Saturday, December 22, 2007

secession and independence

Some parts of some Lakota tribes have written a legal document withdrawing from its treaties with the United States, which it signed as a sovereign nation. They have declared their status as a sovereign nation, and are seeking legal recognition as such. If the U.S. does not enter into immediate negotiations, the Lakota have threatened to reclaim the territory illegally homesteaded by United States citizens, which spreads across five states.

Links to the whole story can be found at:
http://www.commondreams.org/news2007/1220-02.htm
http://www.rapidcityjournal.com/articles/2007/12/21/news/local/doc476a99630633e335271152.txt
http://www.foxnews.com/story/0,2933,317548,00.html (yes, even Fox news!)
http://news.yahoo.com/s/afp/20071220/lf_afp/usindigenoustreatywithdraw
http://www.lakotafreedom.com/ (love the dude cutting up his i.d. card!)

I'm thinking this is going to be interesting! Doing this via legal means may have a different outcome than past confrontations, especially if the Lakota can get the support of the international community especially in a court of law. Legal recognition isn't the end of it, of course. The whole notion of a legal country is an interesting one. When the U.S. declared its independence, Morocco was one of the first countries to recognize it. There are countries that we recognize the leadership even if they're not physically in the country, nor in control of it--Vichy France and the monarchy of Iran come to mind. Does the United States control Iraq, is Kurdistan as valid a nation as Israel, and since we used to recognize the Lakota as a sovereign country, do we still have to? These lines and legal definitions and regulations are totally imaginary, consensus reality.

I like the part about how the Lakota say that anyone who is currently living in their nation is welcome to stay, so long as they give up their U.S. citizenship. They state that anyone is welcome to live there, tax free, and enjoy freedom and a community-based structure of decision-making. Ah, sounds good to me! I am up for some homesteading.
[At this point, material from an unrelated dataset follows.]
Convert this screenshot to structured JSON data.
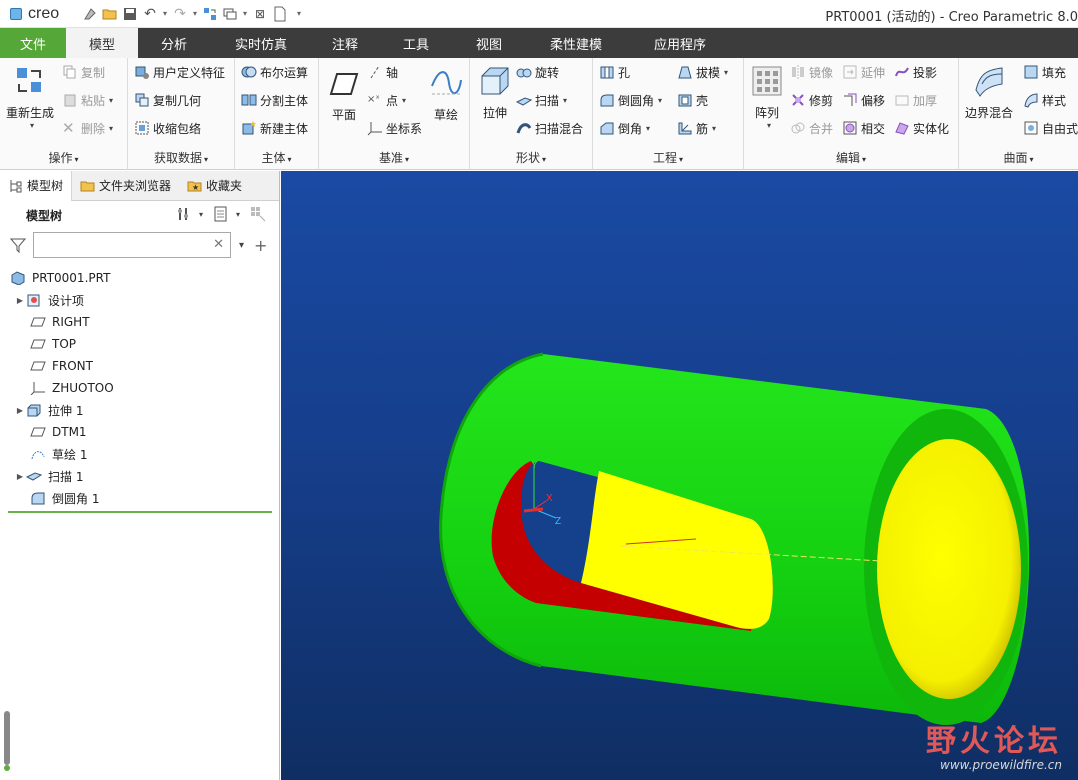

It would be an honor and a privilege to help heal land and people (self included).

Thoughts from y'all?

sharqi

6 comments:

shadowcrrew said...

May we all have the courage of the Lakota Sioux in the new year.

mrb said...

Plotting to make a little excursion that direction in march of 08. Gotta get a look see and discuss some notions of communal lands, and what kind of freedoms that entails.

I have my worries about growing crops in what I imagine is an inhospitable environment.

would love to see earthen and solar construction replace all those homes infested with black-mold and without electricity.

Sara said...

I'm cheering for the Lakota, and I, too, especially appreciated the welcome and invitation.

Anonymous said...

This is like some Promised Land that seemingly rose up from the desert of US of A overnight, I hope to be in that land of milk and honey,even if the crop land isn't choice, because there the choice is for freedom and community living, and maybe even a local and small enough government to make political participation meaningful and worthwhile.

Amazing that this has been in the works fo 33 years---what amazing patience, the Lakota!

this spell check doesn't recognize Lakota as a word?!--reflecting the "mans" damnable ignorance!

Hakim Baker said...

I would like to think there is no political participation because there is no politics because it is all participation ... in an ideal, though plausible, community.

Anonymous said...

yeah, Hakim that is a better way of describing it